An Online Portal to Curb Hate Speech and Prevent Radicalizationby Greater Diversity News May 20, 2016 0 comments
With Donald Trump now the presumptive Republican nominee for the president of the United States, angry online rhetoric is front of mind for many Americans.
What is hate speech? Does a statement like Trump’s campaign-trail comments about Mexican immigrants — “They’re bringing drugs. They’re bringing crime. They’re rapists” — qualify?
Hate speech is any speech, gesture, conduct, writing or display that could incite violence against, disparage or intimidate an individual or group. And it’s taking over the internet.
One group of researchers based at Concordia University in Montreal is working to curb hate speech through the SOMEONE (SOcial Media EducatiON Every day) initiative, created to sensitize youth, educators and the broader public to patterns of online hostility. The researchers’ goal: build resilience against hate speech and radicalization. How? Through social pedagogy that encourages the inclusive adoption of mobile and digital media in creating democratic online spaces.
Under the leadership of Vivek Venkatesh, associate professor in the Department of Education, SOMEONE brings together partners* from across North America to develop an innovative web portal to serve those involved in promoting multiculturalism, counter-violence, resilience and prevention of extremism. It provides them with a host of curricular and multimedia materials designed to make the public aware of how hate groups use the internet to spread messages of radicalization and encourage violent extremism.
The site features tips and best practices on the use of social media among children, how to combat discrimination in our everyday lives and how to recognize the triggers of hate speech.
It also houses animated content to show teachers and community leaders how to use social media to build resilience to extremist rhetoric among students, plus videos depicting public panel discussions held in Europe and North America, as well as first-hand accounts of discrimination.

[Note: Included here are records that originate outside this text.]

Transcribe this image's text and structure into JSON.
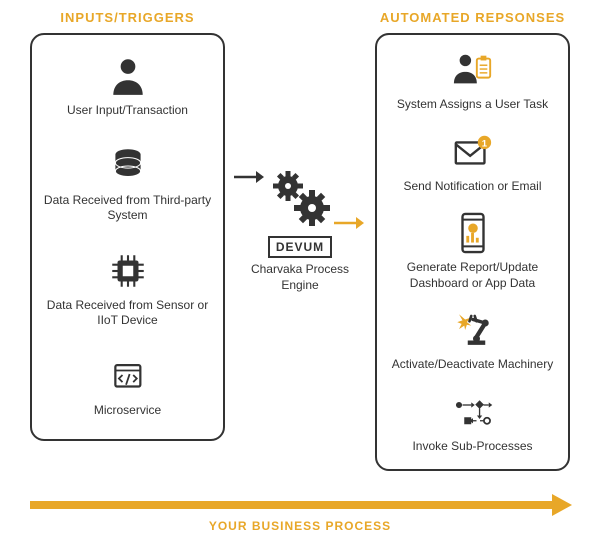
{
  "left": {
    "title": "INPUTS/TRIGGERS",
    "items": [
      {
        "icon": "user-icon",
        "label": "User Input/Transaction"
      },
      {
        "icon": "database-icon",
        "label": "Data Received from Third-party System"
      },
      {
        "icon": "chip-icon",
        "label": "Data Received from Sensor or IIoT Device"
      },
      {
        "icon": "code-icon",
        "label": "Microservice"
      }
    ]
  },
  "middle": {
    "logo": "DEVUM",
    "label": "Charvaka Process Engine"
  },
  "right": {
    "title": "AUTOMATED REPSONSES",
    "items": [
      {
        "icon": "user-task-icon",
        "label": "System Assigns a User Task"
      },
      {
        "icon": "envelope-badge-icon",
        "label": "Send Notification or Email"
      },
      {
        "icon": "phone-report-icon",
        "label": "Generate Report/Update Dashboard or App Data"
      },
      {
        "icon": "robot-arm-icon",
        "label": "Activate/Deactivate Machinery"
      },
      {
        "icon": "subprocess-icon",
        "label": "Invoke Sub-Processes"
      }
    ]
  },
  "bottom_caption": "YOUR BUSINESS PROCESS",
  "colors": {
    "accent": "#e8a728",
    "stroke": "#333333"
  }
}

Venkatesh is well-prepared to lead the multidisciplinary team.
Over the course of his research, he has monitored white supremacist blogs and forums, watching as postings spurred participants to embrace xenophobic ideologies. He’s also followed the rise of racist rhetoric on social media, cataloguing the cues that trigger hateful hashtags.
“My work in metal music studies has touched on questions of how scene members have fought against sterotypes and reframed their identities in a post-modern society. In addition, stakeholders in the extreme metal art form have successfully negotiated phenomena like maintaining authenticity in music production, the blurring of boundaries between artists and fans, and the impact of social-justice activism in the broader scene,” he says.
“The SOMEONE initiative is an ideal platform for me to explore how various scene members positively and pro-actively tackled the issue of discrimination in extreme metal music in reflective and critical ways.”
Venkatesh and his colleagues want to help increase a sense of belonging by focusing on arts-based teaching methods — using music, theatre, poetry, drama, filmmaking, cartoons and other such art forms to help document and represent first-person narratives of how community members experience discrimination.
The initiative has already received worldwide attention, with Venkatesh sharing the project via public talks throughout Scandinavia as well as at the Council of Europe.
The SOMEONE team is now eager to build capacity locally and nationally, while keeping their sights set on participating in global conversations, such as the upcoming Global Media Forum, where Venkatesh will be speaking alongside colleagues from the Montreal Institute for Genocide and Human Rights Studies (MIGS) about the delicate balance between freedom of expression and hate speech.
Although SOMEONE may not be able to stop Donald Trump from ranting about Muslims and Mexicans, Venkatesh hopes it will sensitize the next generation of citizens to the insidious nature of hate speech.
“We need to help our communities worldwide to look at hate speech not just from a preventative standpoint, but from a social pedagogical standpoint. If we can sensitize ourselves to its dangerous effects, we can make a positive impact on society,” says Venkatesh. •